With the records as your source, report how many lines contain "você". Add no other words.

Records shown section start

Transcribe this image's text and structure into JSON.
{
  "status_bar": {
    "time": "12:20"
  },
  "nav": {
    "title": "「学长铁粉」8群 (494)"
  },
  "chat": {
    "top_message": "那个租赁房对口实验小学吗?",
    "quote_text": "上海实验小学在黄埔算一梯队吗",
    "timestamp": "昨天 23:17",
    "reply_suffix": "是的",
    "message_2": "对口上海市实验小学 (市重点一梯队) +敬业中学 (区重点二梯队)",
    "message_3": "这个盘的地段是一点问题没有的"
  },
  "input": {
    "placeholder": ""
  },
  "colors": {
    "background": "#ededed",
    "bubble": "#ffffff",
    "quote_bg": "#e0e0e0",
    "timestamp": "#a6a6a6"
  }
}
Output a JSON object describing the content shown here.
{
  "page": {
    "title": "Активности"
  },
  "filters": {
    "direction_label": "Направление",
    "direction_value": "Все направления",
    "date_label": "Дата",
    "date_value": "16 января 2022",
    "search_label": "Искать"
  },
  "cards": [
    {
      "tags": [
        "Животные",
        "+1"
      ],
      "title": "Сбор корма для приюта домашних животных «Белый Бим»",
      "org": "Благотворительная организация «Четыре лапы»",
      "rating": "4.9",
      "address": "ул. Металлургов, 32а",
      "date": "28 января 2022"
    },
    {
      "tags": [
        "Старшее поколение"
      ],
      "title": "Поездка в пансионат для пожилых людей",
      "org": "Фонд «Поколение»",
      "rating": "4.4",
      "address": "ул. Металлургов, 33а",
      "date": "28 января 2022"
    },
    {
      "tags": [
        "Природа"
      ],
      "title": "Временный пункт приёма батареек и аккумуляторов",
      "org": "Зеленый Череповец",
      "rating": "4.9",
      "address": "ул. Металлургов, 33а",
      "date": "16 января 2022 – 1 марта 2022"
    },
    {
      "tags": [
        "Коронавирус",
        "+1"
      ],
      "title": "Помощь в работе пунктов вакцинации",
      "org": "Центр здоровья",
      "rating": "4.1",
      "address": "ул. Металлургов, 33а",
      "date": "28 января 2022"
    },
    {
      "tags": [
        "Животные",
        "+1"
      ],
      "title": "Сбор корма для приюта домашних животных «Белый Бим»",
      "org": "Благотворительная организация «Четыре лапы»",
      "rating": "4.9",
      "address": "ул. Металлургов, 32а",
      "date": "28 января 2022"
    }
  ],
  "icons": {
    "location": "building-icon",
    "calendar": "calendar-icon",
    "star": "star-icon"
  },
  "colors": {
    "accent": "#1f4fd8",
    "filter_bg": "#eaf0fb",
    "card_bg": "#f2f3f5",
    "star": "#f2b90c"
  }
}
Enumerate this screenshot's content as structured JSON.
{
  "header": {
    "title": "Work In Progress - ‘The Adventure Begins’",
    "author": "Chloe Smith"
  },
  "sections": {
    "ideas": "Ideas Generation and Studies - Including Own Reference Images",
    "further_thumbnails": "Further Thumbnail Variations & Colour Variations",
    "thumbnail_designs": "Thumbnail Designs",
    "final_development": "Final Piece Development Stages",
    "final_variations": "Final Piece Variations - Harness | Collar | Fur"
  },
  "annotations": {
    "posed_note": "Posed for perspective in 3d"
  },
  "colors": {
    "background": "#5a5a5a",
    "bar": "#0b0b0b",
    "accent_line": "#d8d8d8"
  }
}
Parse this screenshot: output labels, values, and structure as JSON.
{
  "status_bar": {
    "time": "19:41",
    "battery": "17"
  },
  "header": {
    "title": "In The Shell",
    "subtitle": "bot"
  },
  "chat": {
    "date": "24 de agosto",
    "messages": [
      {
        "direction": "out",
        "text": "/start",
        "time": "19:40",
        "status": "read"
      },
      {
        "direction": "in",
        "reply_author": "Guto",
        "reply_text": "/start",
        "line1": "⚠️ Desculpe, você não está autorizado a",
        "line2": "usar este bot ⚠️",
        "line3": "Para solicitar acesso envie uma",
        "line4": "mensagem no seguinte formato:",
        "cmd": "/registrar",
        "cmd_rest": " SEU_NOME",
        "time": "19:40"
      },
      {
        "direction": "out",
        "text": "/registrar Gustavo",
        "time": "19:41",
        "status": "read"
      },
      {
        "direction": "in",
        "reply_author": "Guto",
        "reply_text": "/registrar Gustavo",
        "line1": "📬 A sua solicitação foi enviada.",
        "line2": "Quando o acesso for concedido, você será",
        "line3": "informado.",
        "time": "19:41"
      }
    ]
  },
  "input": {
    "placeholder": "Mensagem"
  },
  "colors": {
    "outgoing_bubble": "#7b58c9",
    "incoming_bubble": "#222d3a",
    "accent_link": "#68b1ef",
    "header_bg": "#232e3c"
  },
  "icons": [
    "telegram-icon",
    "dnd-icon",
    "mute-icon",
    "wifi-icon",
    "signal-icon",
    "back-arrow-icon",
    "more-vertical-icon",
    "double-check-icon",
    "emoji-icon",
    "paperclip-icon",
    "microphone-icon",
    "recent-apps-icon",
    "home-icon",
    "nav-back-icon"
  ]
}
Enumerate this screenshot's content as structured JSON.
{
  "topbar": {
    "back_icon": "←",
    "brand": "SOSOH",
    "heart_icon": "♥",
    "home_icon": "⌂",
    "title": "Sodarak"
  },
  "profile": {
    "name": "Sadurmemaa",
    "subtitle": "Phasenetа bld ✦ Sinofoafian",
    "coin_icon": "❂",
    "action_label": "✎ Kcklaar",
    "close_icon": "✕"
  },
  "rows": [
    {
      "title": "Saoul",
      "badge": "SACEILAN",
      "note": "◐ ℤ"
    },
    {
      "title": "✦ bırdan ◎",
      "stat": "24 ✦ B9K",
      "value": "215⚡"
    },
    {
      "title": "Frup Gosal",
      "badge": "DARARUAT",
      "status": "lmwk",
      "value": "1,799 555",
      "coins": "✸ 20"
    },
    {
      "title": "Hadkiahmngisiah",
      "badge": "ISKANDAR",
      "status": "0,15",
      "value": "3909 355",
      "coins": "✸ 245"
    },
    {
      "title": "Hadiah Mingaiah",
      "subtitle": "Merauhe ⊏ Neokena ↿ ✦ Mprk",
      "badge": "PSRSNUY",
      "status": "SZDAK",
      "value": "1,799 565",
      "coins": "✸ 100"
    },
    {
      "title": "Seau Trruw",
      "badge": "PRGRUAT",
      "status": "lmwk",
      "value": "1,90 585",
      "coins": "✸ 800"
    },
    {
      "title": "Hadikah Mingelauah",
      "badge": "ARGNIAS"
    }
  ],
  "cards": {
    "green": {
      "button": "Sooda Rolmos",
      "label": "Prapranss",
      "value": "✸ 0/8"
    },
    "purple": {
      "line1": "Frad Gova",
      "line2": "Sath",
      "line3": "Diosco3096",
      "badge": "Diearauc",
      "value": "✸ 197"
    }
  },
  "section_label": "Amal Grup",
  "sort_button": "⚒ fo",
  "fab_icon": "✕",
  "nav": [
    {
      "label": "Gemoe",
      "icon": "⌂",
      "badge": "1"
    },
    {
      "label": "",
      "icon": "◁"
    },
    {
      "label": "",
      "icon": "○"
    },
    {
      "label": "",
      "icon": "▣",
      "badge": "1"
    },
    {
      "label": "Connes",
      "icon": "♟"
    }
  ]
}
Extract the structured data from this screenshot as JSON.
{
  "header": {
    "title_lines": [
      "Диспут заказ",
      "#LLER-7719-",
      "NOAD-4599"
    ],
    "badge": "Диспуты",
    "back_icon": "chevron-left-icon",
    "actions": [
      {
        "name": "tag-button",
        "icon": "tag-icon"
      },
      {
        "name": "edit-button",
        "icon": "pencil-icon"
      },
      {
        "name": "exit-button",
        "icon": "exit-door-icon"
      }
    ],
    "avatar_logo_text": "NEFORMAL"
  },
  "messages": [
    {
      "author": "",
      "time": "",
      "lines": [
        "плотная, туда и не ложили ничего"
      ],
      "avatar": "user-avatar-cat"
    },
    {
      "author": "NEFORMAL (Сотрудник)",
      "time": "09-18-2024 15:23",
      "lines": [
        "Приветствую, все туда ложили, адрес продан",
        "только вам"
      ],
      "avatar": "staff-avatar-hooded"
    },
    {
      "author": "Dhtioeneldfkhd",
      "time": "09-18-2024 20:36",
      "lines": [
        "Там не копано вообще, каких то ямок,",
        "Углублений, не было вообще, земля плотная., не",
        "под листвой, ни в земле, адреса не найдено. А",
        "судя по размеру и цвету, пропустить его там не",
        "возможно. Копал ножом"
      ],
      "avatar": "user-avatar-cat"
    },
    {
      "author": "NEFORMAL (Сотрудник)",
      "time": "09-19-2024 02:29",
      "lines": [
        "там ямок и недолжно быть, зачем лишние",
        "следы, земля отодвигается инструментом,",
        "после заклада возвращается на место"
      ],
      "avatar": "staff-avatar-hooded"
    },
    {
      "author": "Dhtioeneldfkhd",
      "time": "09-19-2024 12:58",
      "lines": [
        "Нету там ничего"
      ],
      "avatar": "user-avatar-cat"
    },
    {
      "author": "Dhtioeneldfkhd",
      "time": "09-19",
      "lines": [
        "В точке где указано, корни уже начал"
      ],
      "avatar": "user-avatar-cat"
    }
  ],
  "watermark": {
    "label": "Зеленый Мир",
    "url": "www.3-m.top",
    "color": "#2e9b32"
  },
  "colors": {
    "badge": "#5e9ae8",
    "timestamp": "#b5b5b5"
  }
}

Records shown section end

Written response:
2